Yesterday, Skepchick HQ received this email regarding maiden vs married names and the long term fallout:
I recently had a conversation with friends about how we
didn’t realize many of our professors were married to others in the
department because they had different last names. This started us
talking about how women in the sciences cannot change their last name
because of issues with publishing. I am at a point in my life where I
am both applying to graduate schools and have talked with my longtime
boyfriend about getting married. I’m wondering if this is something
I should take into consideration when deciding whether or not to
change my last name. In your experiences, how large of an issue can
changing your last name be once you have published and plan to
continue publishing? I think this is an important topic for women in
the sciences to be conscious of. Without having had this conversation
with friends, the issue wouldn’t have occurred to me, and I just
wonder if it would cause a lot of hassle that most women are not aware

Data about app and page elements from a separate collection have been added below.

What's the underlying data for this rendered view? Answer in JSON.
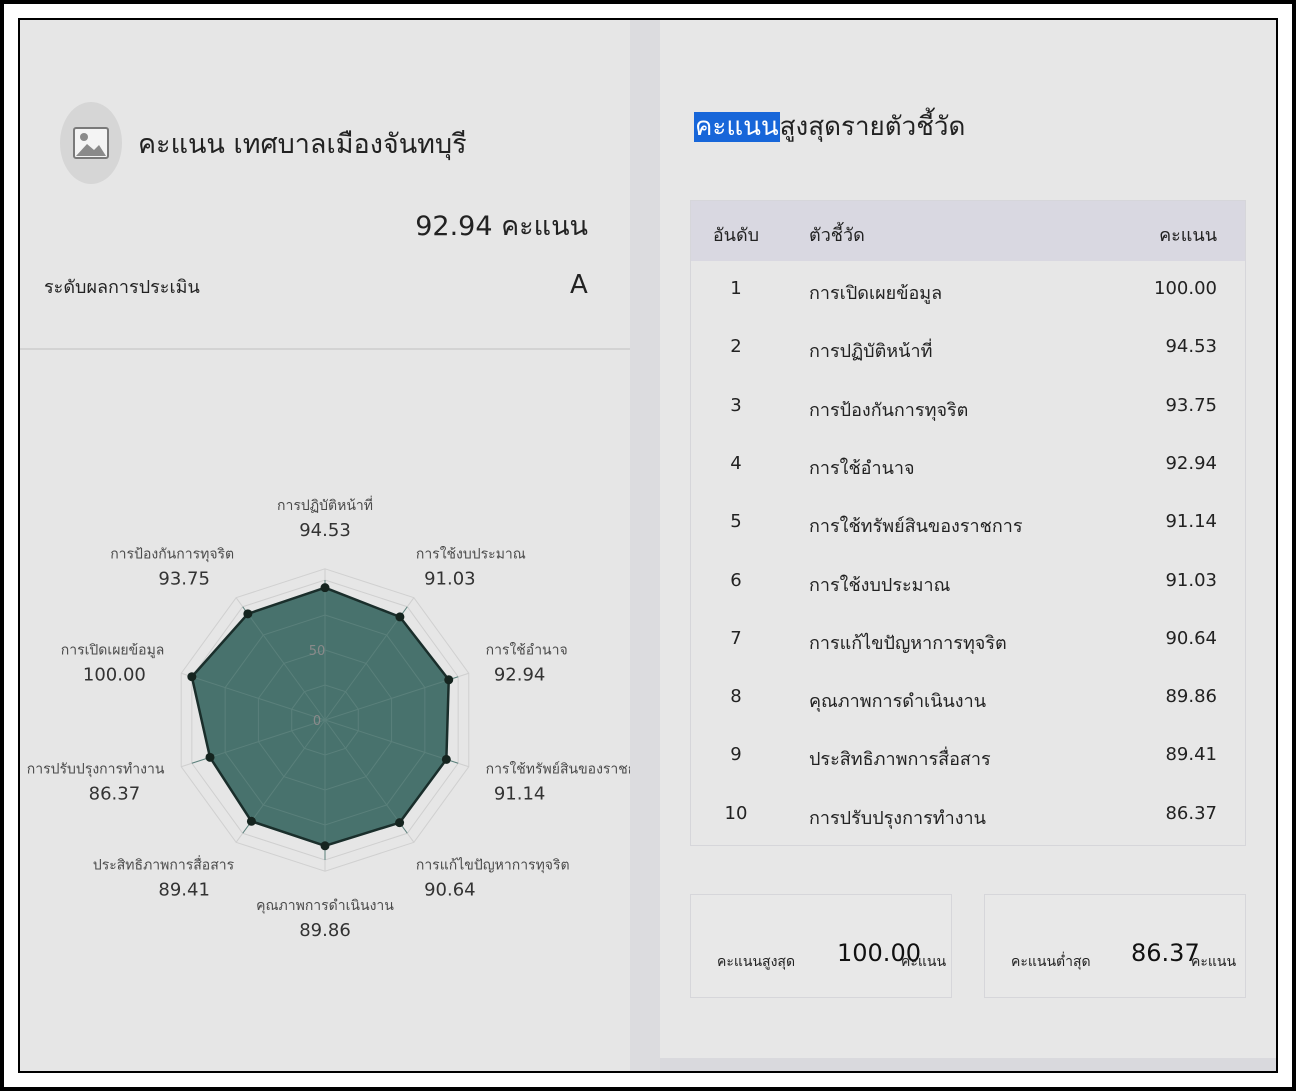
{
  "summary": {
    "org_title": "คะแนน เทศบาลเมืองจันทบุรี",
    "total_score_text": "92.94 คะแนน",
    "grade_label": "ระดับผลการประเมิน",
    "grade": "A",
    "image_icon": "image-placeholder-icon"
  },
  "ranking": {
    "heading_highlight": "คะแนน",
    "heading_rest": "สูงสุดรายตัวชี้วัด",
    "columns": {
      "rank": "อันดับ",
      "indicator": "ตัวชี้วัด",
      "score": "คะแนน"
    },
    "rows": [
      {
        "rank": "1",
        "indicator": "การเปิดเผยข้อมูล",
        "score": "100.00"
      },
      {
        "rank": "2",
        "indicator": "การปฏิบัติหน้าที่",
        "score": "94.53"
      },
      {
        "rank": "3",
        "indicator": "การป้องกันการทุจริต",
        "score": "93.75"
      },
      {
        "rank": "4",
        "indicator": "การใช้อำนาจ",
        "score": "92.94"
      },
      {
        "rank": "5",
        "indicator": "การใช้ทรัพย์สินของราชการ",
        "score": "91.14"
      },
      {
        "rank": "6",
        "indicator": "การใช้งบประมาณ",
        "score": "91.03"
      },
      {
        "rank": "7",
        "indicator": "การแก้ไขปัญหาการทุจริต",
        "score": "90.64"
      },
      {
        "rank": "8",
        "indicator": "คุณภาพการดำเนินงาน",
        "score": "89.86"
      },
      {
        "rank": "9",
        "indicator": "ประสิทธิภาพการสื่อสาร",
        "score": "89.41"
      },
      {
        "rank": "10",
        "indicator": "การปรับปรุงการทำงาน",
        "score": "86.37"
      }
    ]
  },
  "cards": {
    "max": {
      "label": "คะแนนสูงสุด",
      "value": "100.00",
      "unit": "คะแนน"
    },
    "min": {
      "label": "คะแนนต่ำสุด",
      "value": "86.37",
      "unit": "คะแนน"
    }
  },
  "chart_data": {
    "type": "radar",
    "axes": [
      "การปฏิบัติหน้าที่",
      "การใช้งบประมาณ",
      "การใช้อำนาจ",
      "การใช้ทรัพย์สินของราชก",
      "การแก้ไขปัญหาการทุจริต",
      "คุณภาพการดำเนินงาน",
      "ประสิทธิภาพการสื่อสาร",
      "การปรับปรุงการทำงาน",
      "การเปิดเผยข้อมูล",
      "การป้องกันการทุจริต"
    ],
    "values": [
      94.53,
      91.03,
      92.94,
      91.14,
      90.64,
      89.86,
      89.41,
      86.37,
      100.0,
      93.75
    ],
    "value_labels": [
      "94.53",
      "91.03",
      "92.94",
      "91.14",
      "90.64",
      "89.86",
      "89.41",
      "86.37",
      "100.00",
      "93.75"
    ],
    "scale_ticks": [
      "0",
      "50"
    ],
    "range": [
      0,
      100
    ],
    "fill_color": "#3f6b66",
    "stroke_color": "#1a2e2b",
    "grid": true
  }
}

of when they choose to change their last name.
Whenever this topic comes up, it makes for interesting conversation. Amy posted it as an AI two years ago, and we decided that we should revisit the subject.
When I got married, I was hardly a feminist. The thought of not taking my husband’s last name seemed like an immature betrayal of what I was supposed to do… to, you know, prove I’m his or something. But also, my maiden name was Wojnowski, and all my life I wanted a last name that was at the top of the alphabet and easy to spell and pronounce.
Little did I know that in the years to come, I would feel a little betrayed by my own name. A name I chose to take. I’m not particularly close with my husband’s family. And by “not close” I mean “thinking about them drives me to drink… more… more than I would anyway.” And yet, I’m quite close with my family. And my husband is closer to my family than his own. I hate that I share a name with a group of people I’m not really a part of aside from a piece of paper that connects me to them through one person.
Plus, I’ve always liked my first name. Elyse is a rare enough name that there’s rarely, or ever, a question over who people are talking about when they say it. No one ever asks “Elyse who?” It’s Elyse. You either know me or you don’t. Why couldn’t I appreciate that about “Wojnowski”? That’s a name with character. Not that Anders isn’t… but it’s common enough.
My name doesn’t feel like mine. And at this point, I’ve done enough work as Elyse Anders that it seems silly to change it back… plus kids and all the hassle of paperwork and emotional baggage… and explaining that no, I’m not divorced. And in the end, it is nice to be one family with one last name… it’s less to think about when I’m filling out forms and I can barely keep track of everyone’s birthdays as it is. It’s convenient. Sharing a last name makes it easy to visit each other in places like hospitals… or when dealing with calling the cable company “I’m his wife. Elyse Anders.”
But in the end, Elyse Mother Fucking Wojnowski is just a more bad ass name.
How do you feel about name changing? Did you? Would you? Guys, would you change your name? If you did or didn’t, do you regret it? What advice should we give young girls on their names? Should I change my middle name to Mother Fucking Wojnowski?
The Afternoon Inquisition (or AI) is a question posed to you, the Skepchick community. Look for it to appear Sundays, Tuesdays and Thursdays at 3pm ET.